The National Review's Robert Costa presents a real time look into this process as fundraising con-artists convince Congressional crazies to demand the defunding of Obamacare as ransom to prevent (or end) a government shutdown, much to the consternation of Republicans who still, like the RINO pussies that they are, want to win future elections. 

In American life, it is always helpful to ask, "how does the profit motive push this person or entity?" It has become the maxim: follow the money. For the GOP in 2013, the trail of money leads right into the abyss.


1. Just a taste from Rick Pearlstein's "must read" fantastic tale at The Baffler:

 In 1961 Richard Viguerie... took a job as executive director for the conservative student group Young Americans for Freedom (YAF)...    And the first thing that Liebman [his boss] showed Viguerie was the automated “Robotype” machine he used to send out automated fundraising pitches. Viguerie’s eyes widened; he had found his life’s calling. ...
Following the Goldwater defeat, Viguerie went into business for himself.

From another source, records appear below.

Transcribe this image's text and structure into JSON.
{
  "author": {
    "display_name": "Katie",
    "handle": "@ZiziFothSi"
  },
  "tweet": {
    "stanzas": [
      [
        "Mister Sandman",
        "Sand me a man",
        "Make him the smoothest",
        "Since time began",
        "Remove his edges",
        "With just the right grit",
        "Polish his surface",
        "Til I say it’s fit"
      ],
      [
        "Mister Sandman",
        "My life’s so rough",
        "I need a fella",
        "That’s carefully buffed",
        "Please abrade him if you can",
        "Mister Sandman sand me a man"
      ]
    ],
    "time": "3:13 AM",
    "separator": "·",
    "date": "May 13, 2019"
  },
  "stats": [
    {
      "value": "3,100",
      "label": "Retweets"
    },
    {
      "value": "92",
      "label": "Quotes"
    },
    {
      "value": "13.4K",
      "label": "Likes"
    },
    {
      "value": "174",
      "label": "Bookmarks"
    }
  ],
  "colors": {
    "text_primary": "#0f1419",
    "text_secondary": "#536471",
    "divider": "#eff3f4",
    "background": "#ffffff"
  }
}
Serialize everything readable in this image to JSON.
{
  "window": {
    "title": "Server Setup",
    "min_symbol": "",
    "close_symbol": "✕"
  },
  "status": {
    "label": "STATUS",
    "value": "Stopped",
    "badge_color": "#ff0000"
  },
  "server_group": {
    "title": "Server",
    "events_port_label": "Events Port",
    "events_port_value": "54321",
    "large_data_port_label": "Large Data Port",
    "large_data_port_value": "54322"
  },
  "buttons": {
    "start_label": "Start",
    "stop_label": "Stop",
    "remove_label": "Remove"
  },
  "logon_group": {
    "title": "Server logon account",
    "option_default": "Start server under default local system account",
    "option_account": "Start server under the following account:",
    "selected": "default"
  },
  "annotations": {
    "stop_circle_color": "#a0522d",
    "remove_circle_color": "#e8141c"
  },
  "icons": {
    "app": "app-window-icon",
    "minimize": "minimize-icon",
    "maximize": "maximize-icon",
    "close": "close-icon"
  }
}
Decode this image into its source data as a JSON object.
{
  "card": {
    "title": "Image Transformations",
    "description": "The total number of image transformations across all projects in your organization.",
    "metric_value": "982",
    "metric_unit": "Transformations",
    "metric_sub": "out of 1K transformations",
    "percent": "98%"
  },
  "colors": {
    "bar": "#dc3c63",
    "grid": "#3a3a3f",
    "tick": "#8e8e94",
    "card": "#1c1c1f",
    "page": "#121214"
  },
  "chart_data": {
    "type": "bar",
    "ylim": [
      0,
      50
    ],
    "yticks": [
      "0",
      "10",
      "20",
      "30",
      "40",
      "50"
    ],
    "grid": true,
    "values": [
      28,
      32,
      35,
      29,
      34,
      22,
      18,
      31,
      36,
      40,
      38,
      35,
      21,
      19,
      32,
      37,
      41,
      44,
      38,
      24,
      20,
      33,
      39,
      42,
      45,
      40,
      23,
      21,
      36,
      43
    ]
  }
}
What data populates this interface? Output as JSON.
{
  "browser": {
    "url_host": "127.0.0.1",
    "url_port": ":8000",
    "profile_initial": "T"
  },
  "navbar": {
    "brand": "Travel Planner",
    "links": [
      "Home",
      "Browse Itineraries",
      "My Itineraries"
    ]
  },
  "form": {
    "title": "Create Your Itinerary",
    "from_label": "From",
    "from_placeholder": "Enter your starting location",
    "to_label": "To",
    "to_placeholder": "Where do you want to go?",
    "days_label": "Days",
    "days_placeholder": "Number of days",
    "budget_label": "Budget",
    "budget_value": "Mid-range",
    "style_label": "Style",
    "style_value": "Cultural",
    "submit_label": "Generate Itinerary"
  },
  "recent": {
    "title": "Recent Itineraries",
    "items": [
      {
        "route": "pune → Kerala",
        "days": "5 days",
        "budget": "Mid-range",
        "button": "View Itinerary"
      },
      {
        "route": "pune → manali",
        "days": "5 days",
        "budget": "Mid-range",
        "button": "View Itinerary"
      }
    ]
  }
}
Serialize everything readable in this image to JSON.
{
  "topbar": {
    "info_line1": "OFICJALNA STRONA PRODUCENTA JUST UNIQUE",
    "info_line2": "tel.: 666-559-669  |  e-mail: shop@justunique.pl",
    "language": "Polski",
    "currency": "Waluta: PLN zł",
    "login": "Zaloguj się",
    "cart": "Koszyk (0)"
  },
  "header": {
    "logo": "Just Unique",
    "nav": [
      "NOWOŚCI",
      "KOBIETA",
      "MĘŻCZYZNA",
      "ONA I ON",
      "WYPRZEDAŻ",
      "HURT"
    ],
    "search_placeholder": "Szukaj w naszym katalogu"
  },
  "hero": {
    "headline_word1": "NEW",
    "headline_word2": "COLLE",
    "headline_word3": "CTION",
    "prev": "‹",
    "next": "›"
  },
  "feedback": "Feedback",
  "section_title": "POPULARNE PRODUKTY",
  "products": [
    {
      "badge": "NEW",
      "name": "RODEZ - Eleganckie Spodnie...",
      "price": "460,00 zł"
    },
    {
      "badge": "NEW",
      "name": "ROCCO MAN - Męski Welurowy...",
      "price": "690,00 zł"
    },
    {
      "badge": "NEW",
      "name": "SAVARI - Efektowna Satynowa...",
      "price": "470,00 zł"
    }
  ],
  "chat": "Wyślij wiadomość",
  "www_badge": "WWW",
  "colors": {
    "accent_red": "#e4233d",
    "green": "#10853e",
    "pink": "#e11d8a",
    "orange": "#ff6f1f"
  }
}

He famously visited the Clerk of the House of Representatives, where the identities of those who donated fifty dollars or more to a presidential campaign then by law reposed. First alone, and then with a small army of “Kelly Girls” (as he put it to me in 1996), he started copying down the names and addresses in longhand until some nervous bureaucrat told him to cease and desist.

2. Creative license taken, group is a composite of actual groups. 


Update: More on the modern patent medicine scheme: lying to conservative rubes for fun and profit

Did the Well Blog at NYT Have A Conversion Experience?

Don't Let The Door Hit Your Ass...